Hawaii is poised to become the first state in the nation to pass a law banning the sale of sunscreens containing chemicals believed to harm coral reefs, if legislators vote to pass a bill today.
Senate Bill 2571, introduced by state Sen. Mike Gabbard (D, Kapolei-Makakilo), prohibits the sale and distribution of over-the-counter sunscreens containing oxybenzone and octinoxate in Hawaii. The bill passed out of conference committee at the state Legislature on Friday and is headed to floor votes by both the House and Senate today. Following House and Senate approval, it goes to Gov. David Ige for his signature.
Gabbard, chairman of the agriculture and environment committee, lauded the progress on Facebook as “a huge win for our state, for our near shore, our coral reefs, oceans, and marine life. I’m happy we’re taking this step to protect our environment and our people.”

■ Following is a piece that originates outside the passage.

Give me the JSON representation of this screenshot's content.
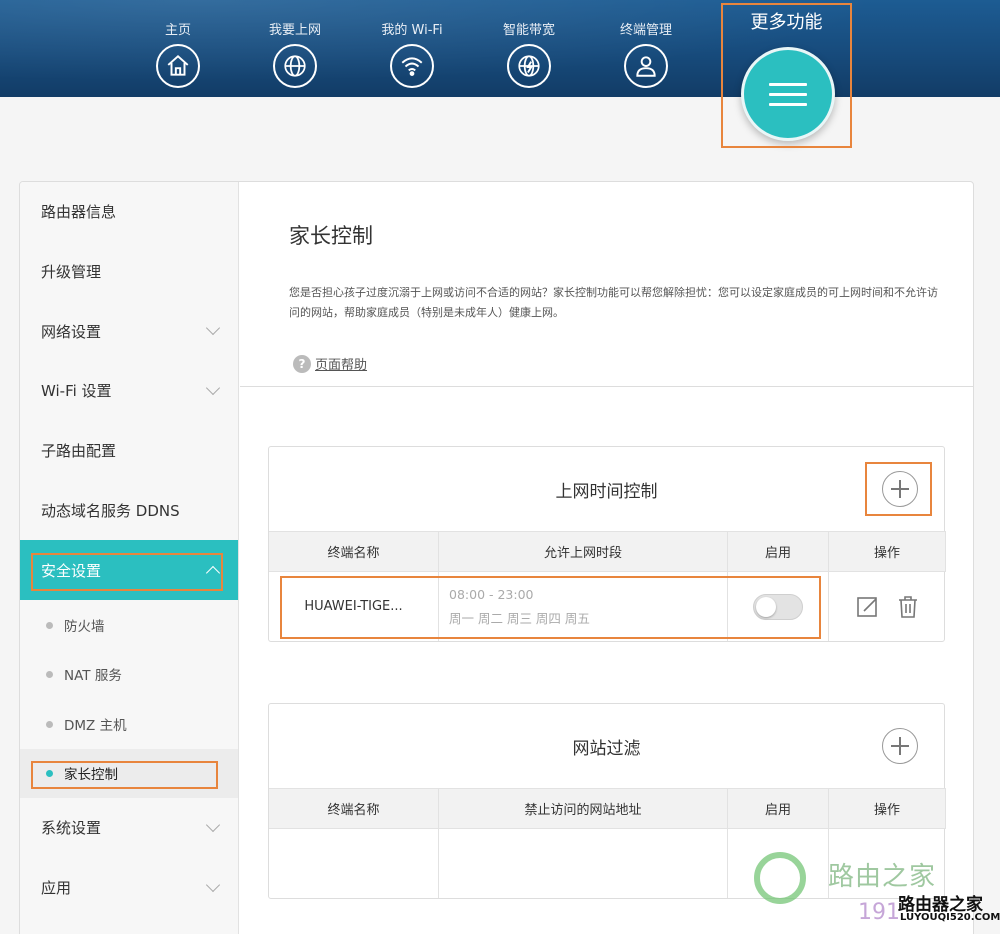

Gabbard said scientific research has shown the two chemicals have significant, harmful impacts on Hawaii’s coral reefs and marine environment by increasing coral bleaching and reproductive diseases in ocean inhabitants such as sea urchins, eels and parrotfish.
The bill is supported by the Friends of Hanauma Bay, Sustainable Coastlines Hawaii, Surfrider Foundation and a number of nonprofit environmental groups, as well as the Office of Hawaiian Affairs. Craig Downs, executive director of the Haereticus Environmental Laboratory in Virginia, which tested Hanauma Bay in November to measure the levels of oxybenzone in waters there, also testified in favor of the bill.
The bill is opposed by ABC Stores, the Hawaii Medical Association, Hawaii Food Industry Association, Chamber of Commerce Hawaii, American Chemistry Council and Personal Care Products Council, as well as Bayer, which manufactures Coppertone sunscreens.
Bayer said there are limited, active ingredients approved by the Food and Drug Administration available within the U.S. with the same proven effectiveness as oxybenzone for sunscreens over SPF 50. The Hawaii Medical Association said there was a lack of peer-reviewed evidence suggesting sunscreen is a cause of coral bleaching, and overwhelming evidence that not wearing sunscreen increases cancer rates.
Two amendments were made to the final version of the bill. The date that the proposed law would go into effect was pushed back from July 1, 2019, to Jan. 1, 2021. In addition, sunscreens that fall under the category of cosmetics intended for use on the face are not included. The state law also would pre-empt county laws.